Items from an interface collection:
....
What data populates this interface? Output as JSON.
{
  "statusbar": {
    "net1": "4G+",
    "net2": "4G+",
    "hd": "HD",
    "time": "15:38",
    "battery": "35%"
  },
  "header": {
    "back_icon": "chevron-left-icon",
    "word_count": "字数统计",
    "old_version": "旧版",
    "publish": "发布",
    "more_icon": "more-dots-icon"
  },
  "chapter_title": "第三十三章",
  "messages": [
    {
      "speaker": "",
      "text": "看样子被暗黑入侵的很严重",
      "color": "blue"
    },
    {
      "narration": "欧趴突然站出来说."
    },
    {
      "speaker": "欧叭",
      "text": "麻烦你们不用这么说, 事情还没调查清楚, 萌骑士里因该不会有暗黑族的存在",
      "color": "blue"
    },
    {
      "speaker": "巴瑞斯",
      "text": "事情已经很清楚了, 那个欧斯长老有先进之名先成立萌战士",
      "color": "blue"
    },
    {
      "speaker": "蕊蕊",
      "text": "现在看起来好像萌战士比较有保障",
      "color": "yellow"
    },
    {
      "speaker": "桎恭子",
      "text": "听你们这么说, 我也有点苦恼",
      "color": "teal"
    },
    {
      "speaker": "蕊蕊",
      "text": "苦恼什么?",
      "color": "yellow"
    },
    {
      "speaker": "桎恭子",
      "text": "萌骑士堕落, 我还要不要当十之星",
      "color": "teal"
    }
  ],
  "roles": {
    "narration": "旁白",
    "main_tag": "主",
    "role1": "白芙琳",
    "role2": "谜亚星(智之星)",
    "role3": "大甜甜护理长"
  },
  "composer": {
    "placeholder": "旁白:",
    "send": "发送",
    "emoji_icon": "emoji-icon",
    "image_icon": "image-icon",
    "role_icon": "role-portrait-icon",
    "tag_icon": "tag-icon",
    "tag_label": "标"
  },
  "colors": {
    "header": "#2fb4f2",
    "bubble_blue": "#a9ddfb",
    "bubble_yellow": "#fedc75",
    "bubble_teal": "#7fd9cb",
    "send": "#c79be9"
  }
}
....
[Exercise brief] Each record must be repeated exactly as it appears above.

[Exercise response]
What data populates this interface? Output as JSON.
{
  "statusbar": {
    "net1": "4G+",
    "net2": "4G+",
    "hd": "HD",
    "time": "15:38",
    "battery": "35%"
  },
  "header": {
    "back_icon": "chevron-left-icon",
    "word_count": "字数统计",
    "old_version": "旧版",
    "publish": "发布",
    "more_icon": "more-dots-icon"
  },
  "chapter_title": "第三十三章",
  "messages": [
    {
      "speaker": "",
      "text": "看样子被暗黑入侵的很严重",
      "color": "blue"
    },
    {
      "narration": "欧趴突然站出来说."
    },
    {
      "speaker": "欧叭",
      "text": "麻烦你们不用这么说, 事情还没调查清楚, 萌骑士里因该不会有暗黑族的存在",
      "color": "blue"
    },
    {
      "speaker": "巴瑞斯",
      "text": "事情已经很清楚了, 那个欧斯长老有先进之名先成立萌战士",
      "color": "blue"
    },
    {
      "speaker": "蕊蕊",
      "text": "现在看起来好像萌战士比较有保障",
      "color": "yellow"
    },
    {
      "speaker": "桎恭子",
      "text": "听你们这么说, 我也有点苦恼",
      "color": "teal"
    },
    {
      "speaker": "蕊蕊",
      "text": "苦恼什么?",
      "color": "yellow"
    },
    {
      "speaker": "桎恭子",
      "text": "萌骑士堕落, 我还要不要当十之星",
      "color": "teal"
    }
  ],
  "roles": {
    "narration": "旁白",
    "main_tag": "主",
    "role1": "白芙琳",
    "role2": "谜亚星(智之星)",
    "role3": "大甜甜护理长"
  },
  "composer": {
    "placeholder": "旁白:",
    "send": "发送",
    "emoji_icon": "emoji-icon",
    "image_icon": "image-icon",
    "role_icon": "role-portrait-icon",
    "tag_icon": "tag-icon",
    "tag_label": "标"
  },
  "colors": {
    "header": "#2fb4f2",
    "bubble_blue": "#a9ddfb",
    "bubble_yellow": "#fedc75",
    "bubble_teal": "#7fd9cb",
    "send": "#c79be9"
  }
}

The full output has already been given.